Dataset ▸
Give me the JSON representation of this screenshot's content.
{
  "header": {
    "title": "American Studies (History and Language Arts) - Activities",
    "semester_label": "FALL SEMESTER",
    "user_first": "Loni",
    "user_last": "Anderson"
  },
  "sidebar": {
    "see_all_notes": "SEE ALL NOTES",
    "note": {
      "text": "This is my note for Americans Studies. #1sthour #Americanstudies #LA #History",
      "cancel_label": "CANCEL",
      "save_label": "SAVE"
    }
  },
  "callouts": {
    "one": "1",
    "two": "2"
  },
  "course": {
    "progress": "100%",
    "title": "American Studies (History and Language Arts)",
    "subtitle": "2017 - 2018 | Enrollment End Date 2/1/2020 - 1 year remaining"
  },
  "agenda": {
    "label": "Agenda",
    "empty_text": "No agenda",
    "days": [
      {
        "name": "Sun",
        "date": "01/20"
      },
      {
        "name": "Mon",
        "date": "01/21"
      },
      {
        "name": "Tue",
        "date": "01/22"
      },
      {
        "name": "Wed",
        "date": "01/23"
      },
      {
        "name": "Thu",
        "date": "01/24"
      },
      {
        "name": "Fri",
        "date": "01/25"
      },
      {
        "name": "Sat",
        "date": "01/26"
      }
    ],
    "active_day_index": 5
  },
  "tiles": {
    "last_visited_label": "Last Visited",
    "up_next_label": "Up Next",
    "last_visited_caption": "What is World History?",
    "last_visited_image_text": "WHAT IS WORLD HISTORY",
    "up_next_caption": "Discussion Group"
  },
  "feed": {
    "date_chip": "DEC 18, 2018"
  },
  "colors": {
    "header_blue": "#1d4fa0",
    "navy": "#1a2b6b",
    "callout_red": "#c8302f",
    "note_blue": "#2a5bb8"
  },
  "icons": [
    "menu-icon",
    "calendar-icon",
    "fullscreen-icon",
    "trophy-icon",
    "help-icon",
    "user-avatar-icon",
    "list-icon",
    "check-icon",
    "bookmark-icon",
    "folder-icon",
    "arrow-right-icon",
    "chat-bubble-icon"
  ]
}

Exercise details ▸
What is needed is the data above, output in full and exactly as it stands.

Solution below ▸
Give me the JSON representation of this screenshot's content.
{
  "header": {
    "title": "American Studies (History and Language Arts) - Activities",
    "semester_label": "FALL SEMESTER",
    "user_first": "Loni",
    "user_last": "Anderson"
  },
  "sidebar": {
    "see_all_notes": "SEE ALL NOTES",
    "note": {
      "text": "This is my note for Americans Studies. #1sthour #Americanstudies #LA #History",
      "cancel_label": "CANCEL",
      "save_label": "SAVE"
    }
  },
  "callouts": {
    "one": "1",
    "two": "2"
  },
  "course": {
    "progress": "100%",
    "title": "American Studies (History and Language Arts)",
    "subtitle": "2017 - 2018 | Enrollment End Date 2/1/2020 - 1 year remaining"
  },
  "agenda": {
    "label": "Agenda",
    "empty_text": "No agenda",
    "days": [
      {
        "name": "Sun",
        "date": "01/20"
      },
      {
        "name": "Mon",
        "date": "01/21"
      },
      {
        "name": "Tue",
        "date": "01/22"
      },
      {
        "name": "Wed",
        "date": "01/23"
      },
      {
        "name": "Thu",
        "date": "01/24"
      },
      {
        "name": "Fri",
        "date": "01/25"
      },
      {
        "name": "Sat",
        "date": "01/26"
      }
    ],
    "active_day_index": 5
  },
  "tiles": {
    "last_visited_label": "Last Visited",
    "up_next_label": "Up Next",
    "last_visited_caption": "What is World History?",
    "last_visited_image_text": "WHAT IS WORLD HISTORY",
    "up_next_caption": "Discussion Group"
  },
  "feed": {
    "date_chip": "DEC 18, 2018"
  },
  "colors": {
    "header_blue": "#1d4fa0",
    "navy": "#1a2b6b",
    "callout_red": "#c8302f",
    "note_blue": "#2a5bb8"
  },
  "icons": [
    "menu-icon",
    "calendar-icon",
    "fullscreen-icon",
    "trophy-icon",
    "help-icon",
    "user-avatar-icon",
    "list-icon",
    "check-icon",
    "bookmark-icon",
    "folder-icon",
    "arrow-right-icon",
    "chat-bubble-icon"
  ]
}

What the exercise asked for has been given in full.